We plan to follow Jesus Christ (pbuh), a revered prophet in Islam as well as Prophet Muhammad (pbuh) – that of mitigating the conflicts and nurturing good will for the common good of the society.

We hope, this event and the message will remind Muslims elsewhere in the world as well, that violence is not the way. Muslims, who react violently to senseless provocation, should realize that, violence causes more violence, and besmirches the name of the religion that we hold so dear. We believe that Prophet Muhammad was a mercy to the mankind, and we ought to practice what we believe and preach. We must not insult Islam by the negative reactions of a few.

We can only hope it will bring about a change in the attitude of the followers of Pastor Jones, and in the behavior of those Muslims who reacted violently the last time Pastor sought notoriety – We hope this small step towards a bridge to peaceful coexistence would propel us towards building a cohesive society.

Like most Americans a majority of Muslims quietly go about their own business, but it is time to speak up and take positive action instead of negative reaction. May this message of peace and goodwill reverberate and reach many shores.

Lastly, we appreciate the Citizens of Mulberry, Florida, Honorable Mayor George Hatch, City Commissioners, police and Fire Chiefs for handing this situation very well. This will add a ‘feather of peace’ in the City’s reputation. We hope Mulberry will be a catalyst in showing the way in handling conflict with dignity and peace.

We thank the Media for giving value to the work towards peace rather than conflict.


Thank you.


The people in Dallas are making an effort to understand and clean their own hearts first, when we are free from bias, it would be easy to share that with others.
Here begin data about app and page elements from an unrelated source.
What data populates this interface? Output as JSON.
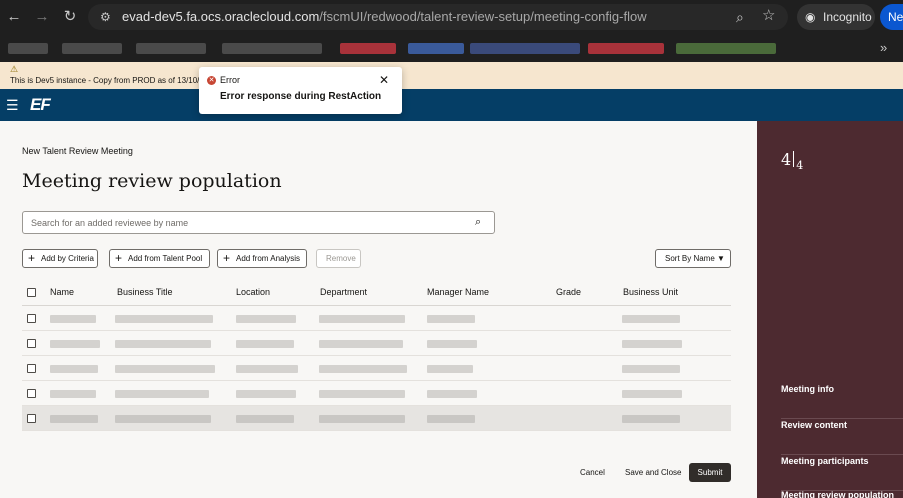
{
  "browser": {
    "url_host": "evad-dev5.fa.ocs.oraclecloud.com",
    "url_path": "/fscmUI/redwood/talent-review-setup/meeting-config-flow",
    "incognito_label": "Incognito",
    "new_label": "New"
  },
  "banner": {
    "warning_icon": "⚠",
    "text": "This is Dev5 instance - Copy from PROD as of 13/10/20"
  },
  "app": {
    "logo": "EF"
  },
  "toast": {
    "title": "Error",
    "message": "Error response during RestAction"
  },
  "main": {
    "breadcrumb": "New Talent Review Meeting",
    "title": "Meeting review population",
    "search_placeholder": "Search for an added reviewee by name",
    "buttons": {
      "add_by_criteria": "Add by Criteria",
      "add_from_pool": "Add from Talent Pool",
      "add_from_analysis": "Add from Analysis",
      "remove": "Remove",
      "sort": "Sort By Name"
    },
    "columns": [
      "Name",
      "Business Title",
      "Location",
      "Department",
      "Manager Name",
      "Grade",
      "Business Unit"
    ],
    "footer": {
      "cancel": "Cancel",
      "save_close": "Save and Close",
      "submit": "Submit"
    }
  },
  "side": {
    "step_current": "4",
    "step_total": "4",
    "items": [
      "Meeting info",
      "Review content",
      "Meeting participants",
      "Meeting review population"
    ]
  },
  "colors": {
    "header": "#053e66",
    "side_panel": "#4d2a30",
    "banner": "#f6e6cf",
    "error": "#c74634",
    "submit": "#312d2a"
  }
}
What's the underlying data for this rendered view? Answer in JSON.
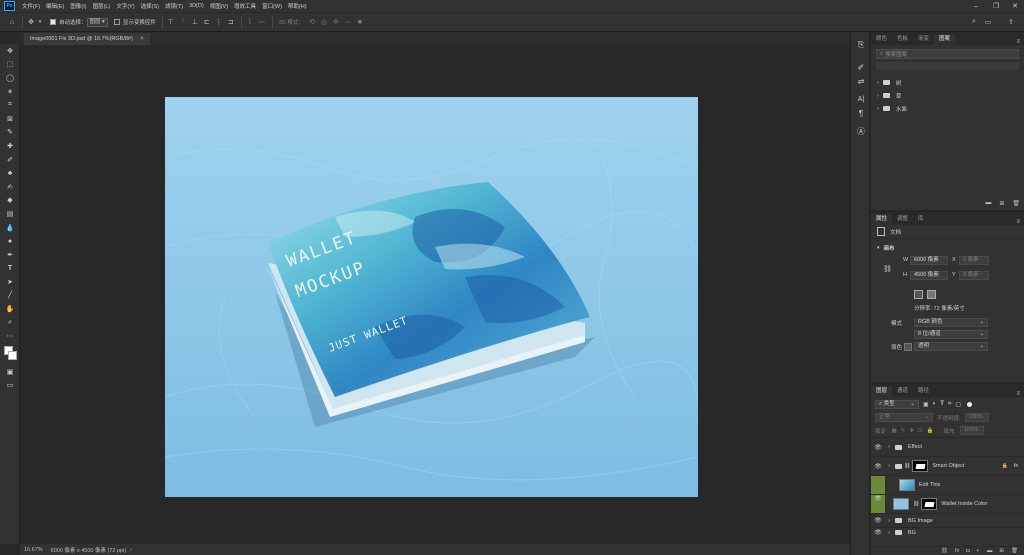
{
  "app": {
    "logo": "Ps"
  },
  "menu": [
    "文件(F)",
    "编辑(E)",
    "图像(I)",
    "图层(L)",
    "文字(Y)",
    "选择(S)",
    "滤镜(T)",
    "3D(D)",
    "视图(V)",
    "增效工具",
    "窗口(W)",
    "帮助(H)"
  ],
  "options": {
    "auto_select_label": "自动选择：",
    "auto_select_value": "图层",
    "show_transform_label": "显示变换控件",
    "mode_3d_label": "3D 模式："
  },
  "document": {
    "tab_title": "Image0001 Fix 3D.psd @ 16.7%(RGB/8#)",
    "close": "×"
  },
  "artwork": {
    "title_line1": "WALLET",
    "title_line2": "MOCKUP",
    "subtitle": "JUST WALLET"
  },
  "status": {
    "zoom": "16.67%",
    "info": "6000 像素 x 4500 像素 (72 ppi)"
  },
  "top_panel": {
    "tabs": [
      "颜色",
      "色板",
      "渐变",
      "图案"
    ],
    "active_tab": "图案",
    "search_placeholder": "搜索图案",
    "groups": [
      "树",
      "草",
      "水面"
    ]
  },
  "properties": {
    "tabs": [
      "属性",
      "调整",
      "库"
    ],
    "active_tab": "属性",
    "doc_label": "文档",
    "section": "画布",
    "w_label": "W",
    "w_value": "6000 像素",
    "x_label": "X",
    "x_value": "0 像素",
    "h_label": "H",
    "h_value": "4500 像素",
    "y_label": "Y",
    "y_value": "0 像素",
    "resolution": "分辨率: 72 像素/英寸",
    "mode_label": "模式",
    "mode_value": "RGB 颜色",
    "depth_value": "8 位/通道",
    "fill_label": "填色",
    "fill_value": "透明"
  },
  "layers": {
    "tabs": [
      "图层",
      "通道",
      "路径"
    ],
    "active_tab": "图层",
    "filter_label": "类型",
    "blend_mode": "正常",
    "opacity_label": "不透明度:",
    "opacity_value": "100%",
    "lock_label": "锁定:",
    "fill_label": "填充:",
    "fill_value": "100%",
    "items": [
      {
        "name": "Effect",
        "kind": "group"
      },
      {
        "name": "Smart Object",
        "kind": "group-mask",
        "fx": "fx"
      },
      {
        "name": "Edit This",
        "kind": "smart"
      },
      {
        "name": "Wallet Inside Color",
        "kind": "mask"
      },
      {
        "name": "BG Image",
        "kind": "group"
      },
      {
        "name": "BG",
        "kind": "group"
      }
    ]
  }
}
Islam teaches us in so many ways to "respect the otherness of others" and it is time we find simple practical ways of doing it.